Japan coach Norio Sasaki admitted his side struggled to control England before a dramatic own-goal sealed a 2-1 win at the Women`s World Cup and set up a title rematch with the United States.
Defender Laura Bassett turned the ball into her own net deep into injury time to send a heartbroken England home from their first semi-final and holders Japan through to their second straight final in Vancouver next Sunday.
The opening two goals came from penalties from Japan captain Aya Miyama (33) and Fara Williams (40) as a gritty English side matched the reigning champions.
Japan`s `Nadeshiko` had been unable to dictate play the way they had in their five previous games, which were also won by a one-goal margin.
"Today we had a tough game. I thought we could play the way we wanted to and we could stick to our plan, but they were playing in a very simple manner and they were also powerful," said Sasaki.
"England were more mobile than I was expecting, and we struggled to cause them problems.
"We didn`t play as well as I`d hoped, but when you qualify, it means you`ve achieved your objective."
The Japan coach saw the own-goal more as the result of his players pressing for the winner than a mistake from the devastated Bassett.
"As for the own goal, I feel sorry for the player, but Yuki Ogimi was right behind her ready to pounce, so I don`t think it would have made a difference either way," he explained.
"We still created the goalscoring opportunity ourselves -- for me, it`s more a goal made by Nahomi Kawasumi and Ogimi than an own goal."Sasaki`s players had been motivated to do well for teammate Kozue Ando, who broke her ankle in the opening game of the tournament and returned to Japan for surgery.
"In the dressing room, Kozue Ando told the players over the phone that she would be at the final in Vancouver to support them," the coach said.
"I think that provided them with the motivation to qualify."
Both penalties awarded were not clear ones and Sasaki said he told his players at half-time it was like if the score was 0-0.
The former FIFA world coach of the year also told his players to take more risks.
"The style England played, they were taking initiatives.
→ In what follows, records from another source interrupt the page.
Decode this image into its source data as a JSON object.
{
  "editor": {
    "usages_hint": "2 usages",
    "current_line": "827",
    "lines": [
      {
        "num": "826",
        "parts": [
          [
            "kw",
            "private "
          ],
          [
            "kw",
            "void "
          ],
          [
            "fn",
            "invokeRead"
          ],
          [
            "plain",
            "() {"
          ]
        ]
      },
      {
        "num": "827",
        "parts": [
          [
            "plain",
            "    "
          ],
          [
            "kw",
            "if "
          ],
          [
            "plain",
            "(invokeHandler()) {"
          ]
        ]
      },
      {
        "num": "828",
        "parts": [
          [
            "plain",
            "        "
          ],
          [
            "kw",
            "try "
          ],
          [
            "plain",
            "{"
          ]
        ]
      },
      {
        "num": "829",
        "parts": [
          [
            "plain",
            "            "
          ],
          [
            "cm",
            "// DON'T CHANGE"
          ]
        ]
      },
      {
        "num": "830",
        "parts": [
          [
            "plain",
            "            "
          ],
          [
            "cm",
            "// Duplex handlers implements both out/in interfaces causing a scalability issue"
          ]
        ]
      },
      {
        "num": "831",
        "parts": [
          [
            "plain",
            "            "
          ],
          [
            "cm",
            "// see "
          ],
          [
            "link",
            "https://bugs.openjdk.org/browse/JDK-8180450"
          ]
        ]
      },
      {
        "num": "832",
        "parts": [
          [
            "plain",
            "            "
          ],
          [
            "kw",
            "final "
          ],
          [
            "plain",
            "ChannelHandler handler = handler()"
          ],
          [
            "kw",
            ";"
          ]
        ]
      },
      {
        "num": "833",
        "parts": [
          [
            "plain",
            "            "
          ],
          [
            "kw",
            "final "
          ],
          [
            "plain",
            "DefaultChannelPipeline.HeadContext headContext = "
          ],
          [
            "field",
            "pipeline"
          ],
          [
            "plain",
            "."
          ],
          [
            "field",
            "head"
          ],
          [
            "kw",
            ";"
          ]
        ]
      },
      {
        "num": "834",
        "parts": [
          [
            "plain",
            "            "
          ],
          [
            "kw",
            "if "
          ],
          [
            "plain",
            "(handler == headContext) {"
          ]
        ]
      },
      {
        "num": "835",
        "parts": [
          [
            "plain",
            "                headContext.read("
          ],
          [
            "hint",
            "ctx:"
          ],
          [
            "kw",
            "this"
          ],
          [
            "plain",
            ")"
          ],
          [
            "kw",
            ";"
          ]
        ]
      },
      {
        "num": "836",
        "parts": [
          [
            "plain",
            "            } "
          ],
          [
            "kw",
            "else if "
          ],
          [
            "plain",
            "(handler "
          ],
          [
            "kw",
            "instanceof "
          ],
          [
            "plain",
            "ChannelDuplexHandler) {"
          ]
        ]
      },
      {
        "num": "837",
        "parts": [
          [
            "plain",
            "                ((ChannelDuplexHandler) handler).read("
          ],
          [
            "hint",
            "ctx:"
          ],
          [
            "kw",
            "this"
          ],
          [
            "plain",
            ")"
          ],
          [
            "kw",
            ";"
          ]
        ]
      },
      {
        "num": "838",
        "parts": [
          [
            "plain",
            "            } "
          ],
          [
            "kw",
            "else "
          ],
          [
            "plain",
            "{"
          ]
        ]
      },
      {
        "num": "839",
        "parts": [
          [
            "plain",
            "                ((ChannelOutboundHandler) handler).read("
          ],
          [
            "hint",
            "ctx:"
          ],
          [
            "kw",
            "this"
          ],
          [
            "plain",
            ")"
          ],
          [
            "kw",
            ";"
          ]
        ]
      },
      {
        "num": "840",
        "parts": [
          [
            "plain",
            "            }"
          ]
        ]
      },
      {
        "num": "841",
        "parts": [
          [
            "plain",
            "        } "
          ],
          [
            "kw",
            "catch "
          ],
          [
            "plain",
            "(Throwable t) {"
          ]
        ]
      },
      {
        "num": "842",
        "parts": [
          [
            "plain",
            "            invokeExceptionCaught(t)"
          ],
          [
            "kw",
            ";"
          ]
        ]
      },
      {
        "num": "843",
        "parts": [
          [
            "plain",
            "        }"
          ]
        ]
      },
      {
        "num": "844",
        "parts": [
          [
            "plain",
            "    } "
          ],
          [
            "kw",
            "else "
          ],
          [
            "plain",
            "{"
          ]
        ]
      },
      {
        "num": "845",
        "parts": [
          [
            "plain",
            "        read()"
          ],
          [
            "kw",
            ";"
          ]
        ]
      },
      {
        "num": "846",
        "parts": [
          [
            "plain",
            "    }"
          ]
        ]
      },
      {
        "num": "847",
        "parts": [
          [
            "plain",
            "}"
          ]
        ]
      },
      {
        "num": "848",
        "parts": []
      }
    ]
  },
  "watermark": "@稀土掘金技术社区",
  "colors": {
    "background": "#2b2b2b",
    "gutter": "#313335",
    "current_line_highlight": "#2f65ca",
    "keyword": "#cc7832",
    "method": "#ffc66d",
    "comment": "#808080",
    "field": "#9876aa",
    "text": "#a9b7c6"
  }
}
I told my players not to be afraid of making mistakes otherwise we wouldn`t be ablt to take chances," he said.
"The defenders were in a bit of a tough situation but the biggest threat was set pieces we gave them.
"In the end we were able to obtain such a dramatic goal."
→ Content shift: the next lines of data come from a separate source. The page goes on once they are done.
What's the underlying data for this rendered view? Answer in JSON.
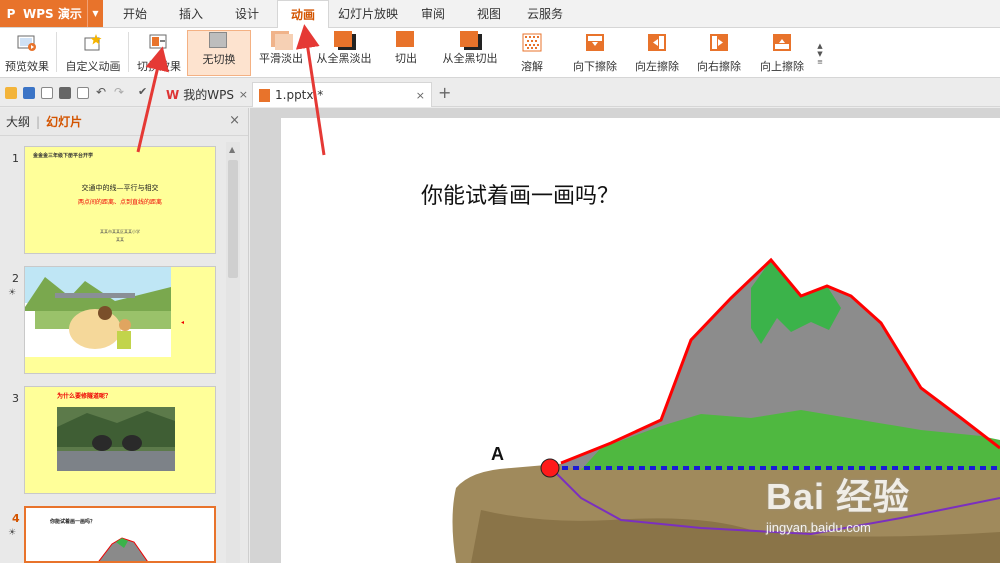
{
  "app": {
    "logo_letter": "P",
    "name": "WPS 演示",
    "dropdown_glyph": "▼"
  },
  "menu": {
    "tabs": [
      "开始",
      "插入",
      "设计",
      "动画",
      "幻灯片放映",
      "审阅",
      "视图",
      "云服务"
    ],
    "active": "动画"
  },
  "ribbon": {
    "preview": "预览效果",
    "custom_animation": "自定义动画",
    "transition_effect": "切换效果",
    "transitions": [
      "无切换",
      "平滑淡出",
      "从全黑淡出",
      "切出",
      "从全黑切出",
      "溶解",
      "向下擦除",
      "向左擦除",
      "向右擦除",
      "向上擦除"
    ],
    "selected_transition": "无切换"
  },
  "doc_tabs": {
    "home": "我的WPS",
    "file": "1.pptx *",
    "close_glyph": "×",
    "new_tab_glyph": "+"
  },
  "left_panel": {
    "tab_outline": "大纲",
    "tab_slides": "幻灯片",
    "close_glyph": "×",
    "slide_numbers": [
      "1",
      "2",
      "3",
      "4"
    ],
    "slide1": {
      "header": "金金金三年级下册平台开学",
      "title": "交通中的线—平行与相交",
      "subtitle": "两点间的距离、点到直线的距离",
      "footer1": "某某市某某区某某小学",
      "footer2": "某某"
    },
    "slide3": {
      "title": "为什么要修隧道呢？"
    },
    "slide4": {
      "title": "你能试着画一画吗？"
    }
  },
  "slide": {
    "title": "你能试着画一画吗？",
    "point_label": "A"
  },
  "watermark": {
    "main": "Bai 经验",
    "sub": "jingyan.baidu.com"
  },
  "colors": {
    "accent": "#e8732b",
    "active_text": "#d35400",
    "thumb_bg": "#ffff99",
    "mountain_outline": "#ff0000",
    "path_dotted": "#1a1ad6",
    "path_purple": "#7b2fbf"
  }
}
Sunday`s championship match will be a third clash for a major title between Japan and the United States.
In the 2011 final in Frankfurt, Japan won on penalities, but the Americans went on to take Olympic gold in 2012 by beating Japan in the final.
"A team that is very powerful and which has a simple tactic. We may not be as good playing against them," reflected Sasaki.
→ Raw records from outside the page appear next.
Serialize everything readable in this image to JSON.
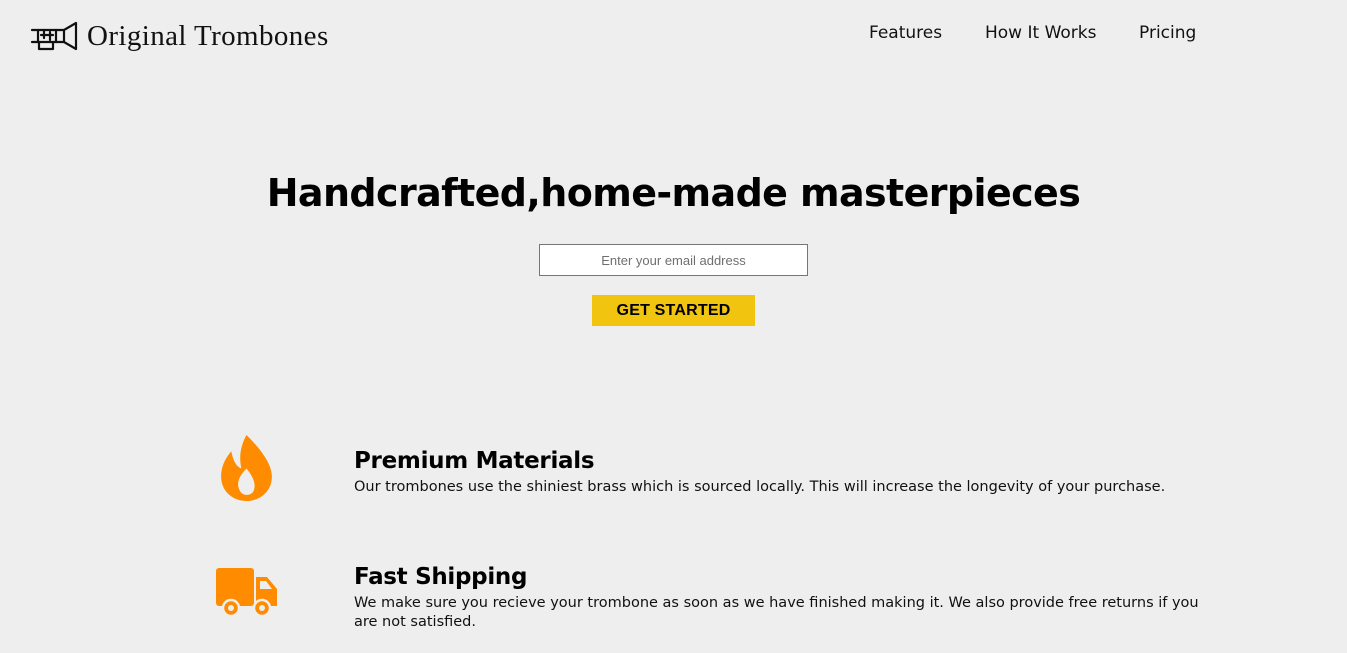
{
  "brand": {
    "name": "Original Trombones",
    "logo_icon": "trombone-icon"
  },
  "nav": {
    "links": [
      {
        "label": "Features"
      },
      {
        "label": "How It Works"
      },
      {
        "label": "Pricing"
      }
    ]
  },
  "hero": {
    "title": "Handcrafted,home-made masterpieces",
    "email_placeholder": "Enter your email address",
    "email_value": "",
    "cta_label": "GET STARTED"
  },
  "colors": {
    "background": "#eeeeee",
    "cta": "#f1c40f",
    "icon_accent": "#ff8c00"
  },
  "features": [
    {
      "icon": "fire-icon",
      "title": "Premium Materials",
      "description": "Our trombones use the shiniest brass which is sourced locally. This will increase the longevity of your purchase."
    },
    {
      "icon": "truck-icon",
      "title": "Fast Shipping",
      "description": "We make sure you recieve your trombone as soon as we have finished making it. We also provide free returns if you are not satisfied."
    }
  ]
}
"In the final against the USA I think we can go in with a fresh prespective.
"It`s a final and there is nothing beyond that. We must not be afraid to make mistakes. This is what I will tell the players.
"In 2011 both teams had a wonderful game in the final and for women`s football in the world we hope to have another one like that.
"But Japan needs to build up our power and that is what I take away from this game."